  3. How does the magnetization curve of a superparamagnet compare to those of a paramagnet and a ferromagnet?


1. The energy barrier can be calculated using the equation for the Neel relaxation time, which states: 

\( \tau_N = \tau_0 exp(\frac {KV}{k_BT})  \)   

and the problem defines the variables as follows:

\(\tau_N = 1 s\)

\(\tau_0 = 5*10^{-10} s \)

\(T = 300 K\)

\(k_B = 8.62*10^{-5} eV/K\)

First, solve for the energy barrier, or \(KV\), from the Neel relaxation equation. 

\( \tau_N = \tau_0 exp(\frac {KV}{k_BT})  \)   

\( \tau_N/ \tau_0= exp(\frac {KV}{k_BT})  \)

\( \ln(\tau_N/ \tau_0) = \frac {KV}{k_BT}  \)  

\(k_BT\ln(\tau_N/\tau_0) = KV \)

Now, plug in the values from earlier into this new equation:

\(KV = 8.62*10^{-5}*300*\ln(\frac{1}{5*10^{-10}})  \)

\( KV = 0.554 eV\)


2. To calculate the blocking temperature, use the blocking temperature equation:

\( T_B = \frac{KV}{k_Bln(\frac{\tau_m}{\tau_0})}  \)

and use the values from the previous problem as well as the new information to set the variables as:

\(\tau_m = 100 s \)
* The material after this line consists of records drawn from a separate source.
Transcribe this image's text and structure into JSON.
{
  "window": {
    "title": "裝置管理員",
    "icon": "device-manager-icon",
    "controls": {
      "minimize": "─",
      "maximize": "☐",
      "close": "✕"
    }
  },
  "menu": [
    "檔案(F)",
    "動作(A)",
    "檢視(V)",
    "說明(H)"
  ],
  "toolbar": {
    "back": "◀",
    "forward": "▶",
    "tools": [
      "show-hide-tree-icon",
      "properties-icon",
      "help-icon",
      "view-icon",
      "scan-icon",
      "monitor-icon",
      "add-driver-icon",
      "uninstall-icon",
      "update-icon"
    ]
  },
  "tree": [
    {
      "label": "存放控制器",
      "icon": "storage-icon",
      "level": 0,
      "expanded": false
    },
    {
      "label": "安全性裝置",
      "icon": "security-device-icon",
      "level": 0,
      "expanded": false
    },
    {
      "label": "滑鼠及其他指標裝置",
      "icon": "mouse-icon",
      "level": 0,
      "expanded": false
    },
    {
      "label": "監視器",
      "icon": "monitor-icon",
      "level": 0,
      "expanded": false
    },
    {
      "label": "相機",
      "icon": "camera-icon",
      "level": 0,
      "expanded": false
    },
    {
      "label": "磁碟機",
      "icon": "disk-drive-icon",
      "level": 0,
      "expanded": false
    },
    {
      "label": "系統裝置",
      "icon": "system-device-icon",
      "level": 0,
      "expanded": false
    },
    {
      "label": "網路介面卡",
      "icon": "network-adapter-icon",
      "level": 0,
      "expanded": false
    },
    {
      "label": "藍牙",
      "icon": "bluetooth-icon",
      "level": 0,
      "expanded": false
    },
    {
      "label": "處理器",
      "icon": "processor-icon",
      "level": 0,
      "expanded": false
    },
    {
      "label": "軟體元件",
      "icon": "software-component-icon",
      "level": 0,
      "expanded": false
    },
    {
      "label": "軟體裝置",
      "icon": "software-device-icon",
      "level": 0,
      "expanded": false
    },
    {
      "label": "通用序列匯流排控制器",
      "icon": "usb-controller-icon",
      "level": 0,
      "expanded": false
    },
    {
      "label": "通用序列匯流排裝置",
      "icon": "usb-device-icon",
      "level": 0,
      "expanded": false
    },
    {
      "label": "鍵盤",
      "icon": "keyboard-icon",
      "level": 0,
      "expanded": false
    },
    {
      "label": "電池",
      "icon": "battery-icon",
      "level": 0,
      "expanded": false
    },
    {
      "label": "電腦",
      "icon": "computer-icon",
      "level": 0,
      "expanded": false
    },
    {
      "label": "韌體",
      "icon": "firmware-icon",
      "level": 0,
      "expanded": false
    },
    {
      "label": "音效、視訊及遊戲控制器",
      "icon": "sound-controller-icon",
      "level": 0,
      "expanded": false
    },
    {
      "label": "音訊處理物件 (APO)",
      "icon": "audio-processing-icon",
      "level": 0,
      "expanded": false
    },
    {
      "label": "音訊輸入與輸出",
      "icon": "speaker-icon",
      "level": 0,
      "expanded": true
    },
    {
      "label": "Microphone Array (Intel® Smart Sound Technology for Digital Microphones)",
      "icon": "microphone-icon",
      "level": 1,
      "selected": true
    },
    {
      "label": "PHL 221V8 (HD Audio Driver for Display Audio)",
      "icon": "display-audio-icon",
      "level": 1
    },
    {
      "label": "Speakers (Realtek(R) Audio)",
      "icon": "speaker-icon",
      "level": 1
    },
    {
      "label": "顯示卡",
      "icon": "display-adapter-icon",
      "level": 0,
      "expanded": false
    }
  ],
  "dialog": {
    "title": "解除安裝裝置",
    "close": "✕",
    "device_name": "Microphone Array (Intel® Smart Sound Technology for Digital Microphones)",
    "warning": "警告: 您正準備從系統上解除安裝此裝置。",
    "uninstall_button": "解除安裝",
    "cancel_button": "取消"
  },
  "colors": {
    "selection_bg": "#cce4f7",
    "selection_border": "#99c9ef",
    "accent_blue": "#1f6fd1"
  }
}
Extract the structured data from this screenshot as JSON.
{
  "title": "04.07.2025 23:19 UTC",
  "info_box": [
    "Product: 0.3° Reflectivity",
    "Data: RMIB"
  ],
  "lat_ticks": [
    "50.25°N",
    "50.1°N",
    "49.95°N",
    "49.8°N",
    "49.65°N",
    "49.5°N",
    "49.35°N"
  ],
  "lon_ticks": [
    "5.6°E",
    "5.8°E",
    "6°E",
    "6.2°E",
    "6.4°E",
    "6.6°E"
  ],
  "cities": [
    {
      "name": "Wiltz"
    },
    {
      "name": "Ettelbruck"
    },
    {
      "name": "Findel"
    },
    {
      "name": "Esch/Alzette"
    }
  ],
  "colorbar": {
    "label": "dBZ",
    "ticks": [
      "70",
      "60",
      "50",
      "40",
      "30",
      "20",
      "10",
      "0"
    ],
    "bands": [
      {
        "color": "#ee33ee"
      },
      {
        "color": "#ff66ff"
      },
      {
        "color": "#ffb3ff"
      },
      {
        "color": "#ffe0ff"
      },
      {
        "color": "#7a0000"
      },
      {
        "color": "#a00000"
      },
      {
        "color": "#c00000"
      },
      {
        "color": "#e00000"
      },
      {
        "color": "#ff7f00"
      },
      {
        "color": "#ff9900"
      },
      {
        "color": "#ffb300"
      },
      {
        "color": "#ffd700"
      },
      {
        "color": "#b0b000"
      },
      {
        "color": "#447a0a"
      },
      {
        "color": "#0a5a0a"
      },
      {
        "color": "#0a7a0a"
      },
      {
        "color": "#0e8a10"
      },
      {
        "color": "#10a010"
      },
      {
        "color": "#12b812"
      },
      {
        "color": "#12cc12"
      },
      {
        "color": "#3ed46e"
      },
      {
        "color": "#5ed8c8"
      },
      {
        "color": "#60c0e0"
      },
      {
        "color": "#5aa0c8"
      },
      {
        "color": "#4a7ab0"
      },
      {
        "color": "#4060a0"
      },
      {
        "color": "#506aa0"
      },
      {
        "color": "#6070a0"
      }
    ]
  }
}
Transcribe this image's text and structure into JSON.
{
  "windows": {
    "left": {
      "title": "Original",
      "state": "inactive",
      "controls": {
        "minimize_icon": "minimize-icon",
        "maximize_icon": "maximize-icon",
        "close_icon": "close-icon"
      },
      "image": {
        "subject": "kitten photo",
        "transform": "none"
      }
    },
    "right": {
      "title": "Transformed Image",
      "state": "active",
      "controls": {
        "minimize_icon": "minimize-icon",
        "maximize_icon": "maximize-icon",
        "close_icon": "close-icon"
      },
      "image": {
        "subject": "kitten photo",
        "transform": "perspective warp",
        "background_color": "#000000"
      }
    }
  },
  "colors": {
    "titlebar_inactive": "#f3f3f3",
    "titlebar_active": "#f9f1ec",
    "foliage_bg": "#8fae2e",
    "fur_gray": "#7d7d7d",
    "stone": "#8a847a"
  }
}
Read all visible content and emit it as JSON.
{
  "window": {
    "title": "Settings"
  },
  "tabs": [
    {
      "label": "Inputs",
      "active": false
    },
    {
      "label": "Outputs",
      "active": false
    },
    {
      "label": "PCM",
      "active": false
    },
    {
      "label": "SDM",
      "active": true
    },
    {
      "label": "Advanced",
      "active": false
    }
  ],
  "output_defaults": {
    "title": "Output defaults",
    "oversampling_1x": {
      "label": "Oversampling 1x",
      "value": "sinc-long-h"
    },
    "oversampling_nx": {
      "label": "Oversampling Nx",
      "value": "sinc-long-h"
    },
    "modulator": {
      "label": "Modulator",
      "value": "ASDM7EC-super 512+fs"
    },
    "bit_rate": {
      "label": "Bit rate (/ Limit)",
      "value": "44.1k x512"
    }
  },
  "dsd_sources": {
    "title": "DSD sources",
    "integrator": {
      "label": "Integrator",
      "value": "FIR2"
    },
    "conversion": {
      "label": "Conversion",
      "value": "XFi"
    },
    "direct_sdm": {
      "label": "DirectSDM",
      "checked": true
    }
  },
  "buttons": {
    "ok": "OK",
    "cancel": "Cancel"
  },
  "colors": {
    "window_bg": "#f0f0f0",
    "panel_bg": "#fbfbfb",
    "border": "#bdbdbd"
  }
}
\(\tau_0 = 5*10^{-10} s \)

\(KV = 0.554 eV \)

\(k_B = 8.62*10^{-5} eV/K\)

Plugging these values directly into the equation results in:

\( T_B = \frac{0.554}{8.62*10^{-5}*ln(\frac{100}{5*10^{-10}} )} \)

\( T_B = 247 K\)


3. The magnetization curves of a superparamagnet and a paramagnet both have positive susceptibility and zero coercivity. However, the susceptibility is much greater for a superparamagnet than a normal paramagnet. For the ferromagnet and the superparamagnet, the magnetization curves both take on a sigmoidal shape but the superparamagnetic curve does not have a hysteresis loop and has a zero coercivity.


  1. Wikipedia. Superparamagnetism. Retrieved on Dec. 7, 2015 from

  2. Benz, Manuel. Superparamagnetism: Theory and Application. 2012.  

  3. Bowles, Julie, Mike Jackson, Amy Chen, and Peter Solheid. The Quarterly. 3rd ed. Vol. 19. Minneapolis, MN: IRM, 2009. Web. 7 Dec. 2015. 

  4. Petracic, O. Superparamagnetic nanoparticle ensembles. Germany. 

  5. Marolt, Miha. Superparamagnetic materials. Slovenia. 2014.

  6. Wikipedia. Coercivity. Retrieved on Dec. 8, 2015 from


  • Tina Li (University of California, Davis)